• _Task item_
What is the number of lines below that contain the string "data"? Give it and nothing else.

• _Study material_
--*--
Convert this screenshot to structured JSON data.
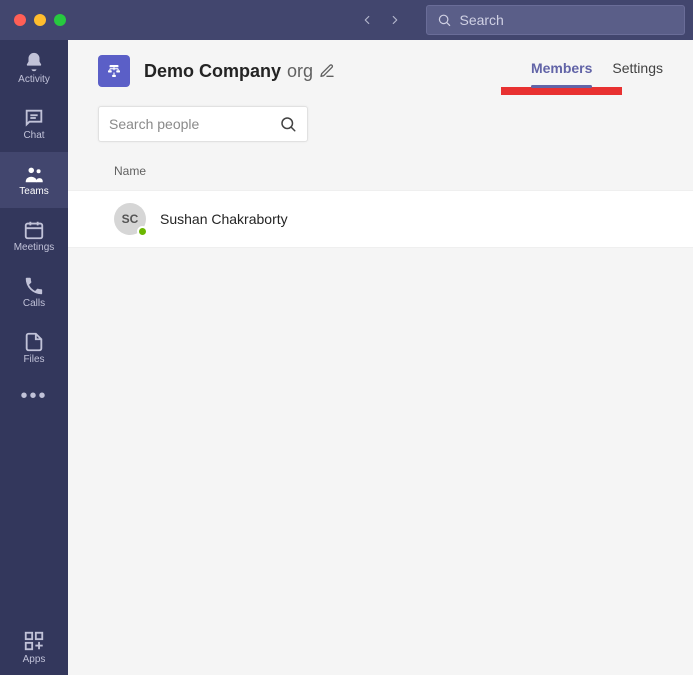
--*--
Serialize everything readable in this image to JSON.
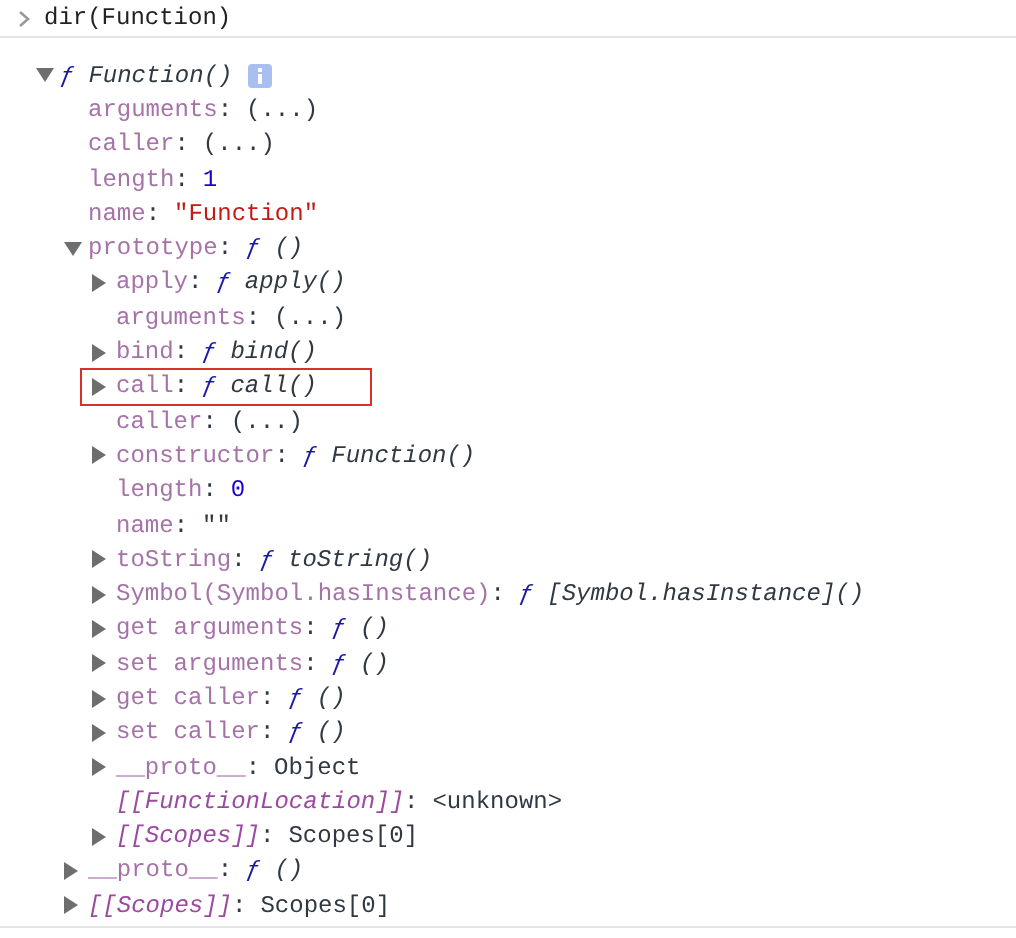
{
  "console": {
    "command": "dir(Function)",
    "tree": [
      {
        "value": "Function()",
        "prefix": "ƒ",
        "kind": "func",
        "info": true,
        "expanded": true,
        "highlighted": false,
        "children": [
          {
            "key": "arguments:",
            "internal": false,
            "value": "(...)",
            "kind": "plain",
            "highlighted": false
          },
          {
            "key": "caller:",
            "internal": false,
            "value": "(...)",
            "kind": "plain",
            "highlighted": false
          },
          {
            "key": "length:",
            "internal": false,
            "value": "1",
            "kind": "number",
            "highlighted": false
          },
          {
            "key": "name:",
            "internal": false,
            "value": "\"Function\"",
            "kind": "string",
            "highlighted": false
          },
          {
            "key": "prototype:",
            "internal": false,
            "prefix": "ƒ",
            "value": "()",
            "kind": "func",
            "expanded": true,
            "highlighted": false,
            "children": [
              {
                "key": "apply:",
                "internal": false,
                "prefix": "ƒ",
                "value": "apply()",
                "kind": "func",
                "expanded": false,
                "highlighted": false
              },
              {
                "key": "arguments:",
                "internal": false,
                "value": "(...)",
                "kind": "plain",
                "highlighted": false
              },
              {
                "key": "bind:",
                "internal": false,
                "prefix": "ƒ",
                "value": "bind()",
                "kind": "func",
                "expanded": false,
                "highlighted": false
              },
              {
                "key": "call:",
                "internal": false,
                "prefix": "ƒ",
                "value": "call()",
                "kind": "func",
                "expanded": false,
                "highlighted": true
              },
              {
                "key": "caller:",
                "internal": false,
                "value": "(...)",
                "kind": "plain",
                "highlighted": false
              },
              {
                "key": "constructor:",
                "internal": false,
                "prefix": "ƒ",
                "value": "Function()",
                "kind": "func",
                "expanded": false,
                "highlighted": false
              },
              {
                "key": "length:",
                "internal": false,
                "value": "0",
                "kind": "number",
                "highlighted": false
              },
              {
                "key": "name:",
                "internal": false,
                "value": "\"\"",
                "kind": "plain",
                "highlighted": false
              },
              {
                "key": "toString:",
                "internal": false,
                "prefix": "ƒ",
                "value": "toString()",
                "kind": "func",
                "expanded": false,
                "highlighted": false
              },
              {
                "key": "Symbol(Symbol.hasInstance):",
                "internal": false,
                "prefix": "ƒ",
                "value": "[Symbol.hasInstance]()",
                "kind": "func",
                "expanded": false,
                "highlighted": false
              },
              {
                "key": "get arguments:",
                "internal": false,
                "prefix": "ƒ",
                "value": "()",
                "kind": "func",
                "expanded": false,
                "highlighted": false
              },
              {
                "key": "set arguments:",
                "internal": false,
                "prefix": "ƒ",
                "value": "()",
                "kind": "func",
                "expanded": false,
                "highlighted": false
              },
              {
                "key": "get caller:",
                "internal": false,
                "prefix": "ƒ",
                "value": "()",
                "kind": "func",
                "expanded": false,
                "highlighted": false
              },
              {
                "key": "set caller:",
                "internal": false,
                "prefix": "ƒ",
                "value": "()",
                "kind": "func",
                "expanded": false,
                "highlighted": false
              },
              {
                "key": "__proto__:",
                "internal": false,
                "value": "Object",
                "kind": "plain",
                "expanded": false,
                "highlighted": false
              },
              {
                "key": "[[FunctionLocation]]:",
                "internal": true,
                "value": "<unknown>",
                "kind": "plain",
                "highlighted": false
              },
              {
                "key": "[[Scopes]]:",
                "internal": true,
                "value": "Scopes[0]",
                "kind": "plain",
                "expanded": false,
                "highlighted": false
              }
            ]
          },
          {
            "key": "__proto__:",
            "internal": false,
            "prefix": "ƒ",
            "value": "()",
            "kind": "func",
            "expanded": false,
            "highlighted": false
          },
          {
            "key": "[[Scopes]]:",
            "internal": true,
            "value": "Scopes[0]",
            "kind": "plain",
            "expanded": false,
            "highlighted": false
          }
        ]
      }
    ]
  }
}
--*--
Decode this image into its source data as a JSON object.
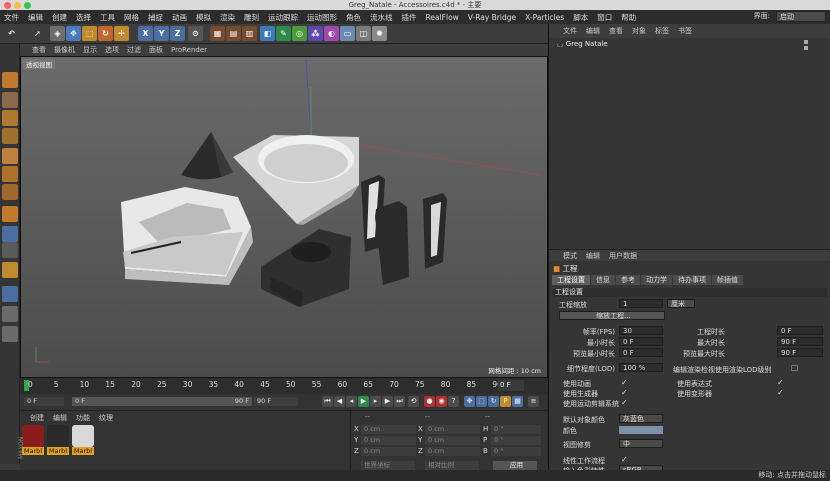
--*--
• _Result_
2